**PROBLEM DESCRIPTION**
Retype all data exactly as given. Pictures should not be retyped.

Data excerpts:
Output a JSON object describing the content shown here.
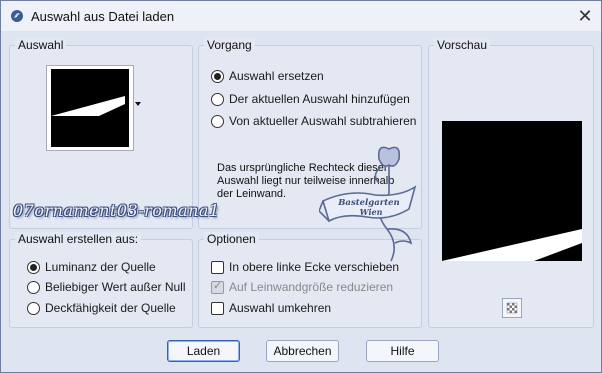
{
  "window": {
    "title": "Auswahl aus Datei laden",
    "close_label": "✕"
  },
  "auswahl_group": {
    "label": "Auswahl"
  },
  "vorgang_group": {
    "label": "Vorgang",
    "options": [
      {
        "label": "Auswahl ersetzen",
        "selected": true
      },
      {
        "label": "Der aktuellen Auswahl hinzufügen",
        "selected": false
      },
      {
        "label": "Von aktueller Auswahl subtrahieren",
        "selected": false
      }
    ],
    "info": "Das ursprüngliche Rechteck dieser Auswahl liegt nur teilweise innerhalb der Leinwand."
  },
  "vorschau_group": {
    "label": "Vorschau"
  },
  "erstellen_group": {
    "label": "Auswahl erstellen aus:",
    "options": [
      {
        "label": "Luminanz der Quelle",
        "selected": true
      },
      {
        "label": "Beliebiger Wert außer Null",
        "selected": false
      },
      {
        "label": "Deckfähigkeit der Quelle",
        "selected": false
      }
    ]
  },
  "optionen_group": {
    "label": "Optionen",
    "options": [
      {
        "label": "In obere linke Ecke verschieben",
        "checked": false,
        "disabled": false
      },
      {
        "label": "Auf Leinwandgröße reduzieren",
        "checked": true,
        "disabled": true
      },
      {
        "label": "Auswahl umkehren",
        "checked": false,
        "disabled": false
      }
    ]
  },
  "buttons": {
    "load": "Laden",
    "cancel": "Abbrechen",
    "help": "Hilfe"
  },
  "watermark": {
    "text": "07ornament03-romana1",
    "logo_line1": "Bastelgarten",
    "logo_line2": "Wien"
  },
  "colors": {
    "accent": "#3a5fad",
    "window_bg": "#dfe4f1",
    "titlebar_bg": "#eef1f8",
    "logo": "#5a6a94"
  }
}
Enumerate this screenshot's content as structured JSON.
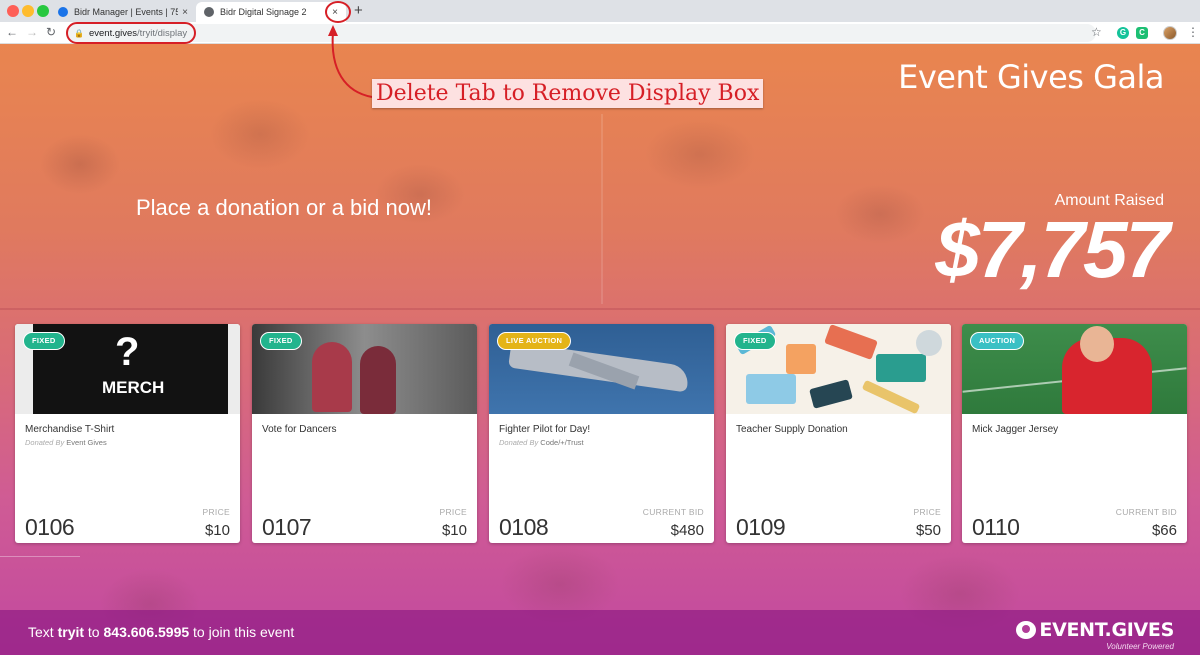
{
  "browser": {
    "tabs": [
      {
        "title": "Bidr Manager | Events | 75683",
        "close": "×"
      },
      {
        "title": "Bidr Digital Signage 2",
        "close": "×"
      }
    ],
    "new_tab": "+",
    "url_host": "event.gives",
    "url_path": "/tryit/display",
    "ext1_letter": "G",
    "ext2_letter": "C"
  },
  "signage": {
    "event_title": "Event Gives Gala",
    "tagline": "Place a donation or a bid now!",
    "amount_label": "Amount Raised",
    "amount_value": "$7,757"
  },
  "items": [
    {
      "badge": "FIXED",
      "name": "Merchandise T-Shirt",
      "donor_prefix": "Donated By",
      "donor": "Event Gives",
      "number": "0106",
      "price_label": "PRICE",
      "price": "$10",
      "image_text_q": "?",
      "image_text": "MERCH"
    },
    {
      "badge": "FIXED",
      "name": "Vote for Dancers",
      "number": "0107",
      "price_label": "PRICE",
      "price": "$10"
    },
    {
      "badge": "LIVE AUCTION",
      "name": "Fighter Pilot for Day!",
      "donor_prefix": "Donated By",
      "donor": "Code/+/Trust",
      "number": "0108",
      "price_label": "CURRENT BID",
      "price": "$480"
    },
    {
      "badge": "FIXED",
      "name": "Teacher Supply Donation",
      "number": "0109",
      "price_label": "PRICE",
      "price": "$50"
    },
    {
      "badge": "AUCTION",
      "name": "Mick Jagger Jersey",
      "number": "0110",
      "price_label": "CURRENT BID",
      "price": "$66"
    }
  ],
  "footer": {
    "text_prefix": "Text",
    "keyword": "tryit",
    "text_middle": "to",
    "phone": "843.606.5995",
    "text_suffix": "to join this event",
    "logo_text": "EVENT.GIVES",
    "logo_sub": "Volunteer Powered"
  },
  "annotation": {
    "label": "Delete Tab to Remove Display Box",
    "color": "#d61f26"
  },
  "colors": {
    "badge_fixed": "#22b48d",
    "badge_live": "#e4b418",
    "badge_auction": "#3ac0c4"
  }
}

**ANSWER**
Output a JSON object describing the content shown here.
{
  "window": {
    "title": "Auswahl aus Datei laden",
    "close_label": "✕"
  },
  "auswahl_group": {
    "label": "Auswahl"
  },
  "vorgang_group": {
    "label": "Vorgang",
    "options": [
      {
        "label": "Auswahl ersetzen",
        "selected": true
      },
      {
        "label": "Der aktuellen Auswahl hinzufügen",
        "selected": false
      },
      {
        "label": "Von aktueller Auswahl subtrahieren",
        "selected": false
      }
    ],
    "info": "Das ursprüngliche Rechteck dieser Auswahl liegt nur teilweise innerhalb der Leinwand."
  },
  "vorschau_group": {
    "label": "Vorschau"
  },
  "erstellen_group": {
    "label": "Auswahl erstellen aus:",
    "options": [
      {
        "label": "Luminanz der Quelle",
        "selected": true
      },
      {
        "label": "Beliebiger Wert außer Null",
        "selected": false
      },
      {
        "label": "Deckfähigkeit der Quelle",
        "selected": false
      }
    ]
  },
  "optionen_group": {
    "label": "Optionen",
    "options": [
      {
        "label": "In obere linke Ecke verschieben",
        "checked": false,
        "disabled": false
      },
      {
        "label": "Auf Leinwandgröße reduzieren",
        "checked": true,
        "disabled": true
      },
      {
        "label": "Auswahl umkehren",
        "checked": false,
        "disabled": false
      }
    ]
  },
  "buttons": {
    "load": "Laden",
    "cancel": "Abbrechen",
    "help": "Hilfe"
  },
  "watermark": {
    "text": "07ornament03-romana1",
    "logo_line1": "Bastelgarten",
    "logo_line2": "Wien"
  },
  "colors": {
    "accent": "#3a5fad",
    "window_bg": "#dfe4f1",
    "titlebar_bg": "#eef1f8",
    "logo": "#5a6a94"
  }
}
Enumerate this screenshot's content as structured JSON.
{
  "browser": {
    "tabs": [
      {
        "title": "Bidr Manager | Events | 75683",
        "close": "×"
      },
      {
        "title": "Bidr Digital Signage 2",
        "close": "×"
      }
    ],
    "new_tab": "+",
    "url_host": "event.gives",
    "url_path": "/tryit/display",
    "ext1_letter": "G",
    "ext2_letter": "C"
  },
  "signage": {
    "event_title": "Event Gives Gala",
    "tagline": "Place a donation or a bid now!",
    "amount_label": "Amount Raised",
    "amount_value": "$7,757"
  },
  "items": [
    {
      "badge": "FIXED",
      "name": "Merchandise T-Shirt",
      "donor_prefix": "Donated By",
      "donor": "Event Gives",
      "number": "0106",
      "price_label": "PRICE",
      "price": "$10",
      "image_text_q": "?",
      "image_text": "MERCH"
    },
    {
      "badge": "FIXED",
      "name": "Vote for Dancers",
      "number": "0107",
      "price_label": "PRICE",
      "price": "$10"
    },
    {
      "badge": "LIVE AUCTION",
      "name": "Fighter Pilot for Day!",
      "donor_prefix": "Donated By",
      "donor": "Code/+/Trust",
      "number": "0108",
      "price_label": "CURRENT BID",
      "price": "$480"
    },
    {
      "badge": "FIXED",
      "name": "Teacher Supply Donation",
      "number": "0109",
      "price_label": "PRICE",
      "price": "$50"
    },
    {
      "badge": "AUCTION",
      "name": "Mick Jagger Jersey",
      "number": "0110",
      "price_label": "CURRENT BID",
      "price": "$66"
    }
  ],
  "footer": {
    "text_prefix": "Text",
    "keyword": "tryit",
    "text_middle": "to",
    "phone": "843.606.5995",
    "text_suffix": "to join this event",
    "logo_text": "EVENT.GIVES",
    "logo_sub": "Volunteer Powered"
  },
  "annotation": {
    "label": "Delete Tab to Remove Display Box",
    "color": "#d61f26"
  },
  "colors": {
    "badge_fixed": "#22b48d",
    "badge_live": "#e4b418",
    "badge_auction": "#3ac0c4"
  }
}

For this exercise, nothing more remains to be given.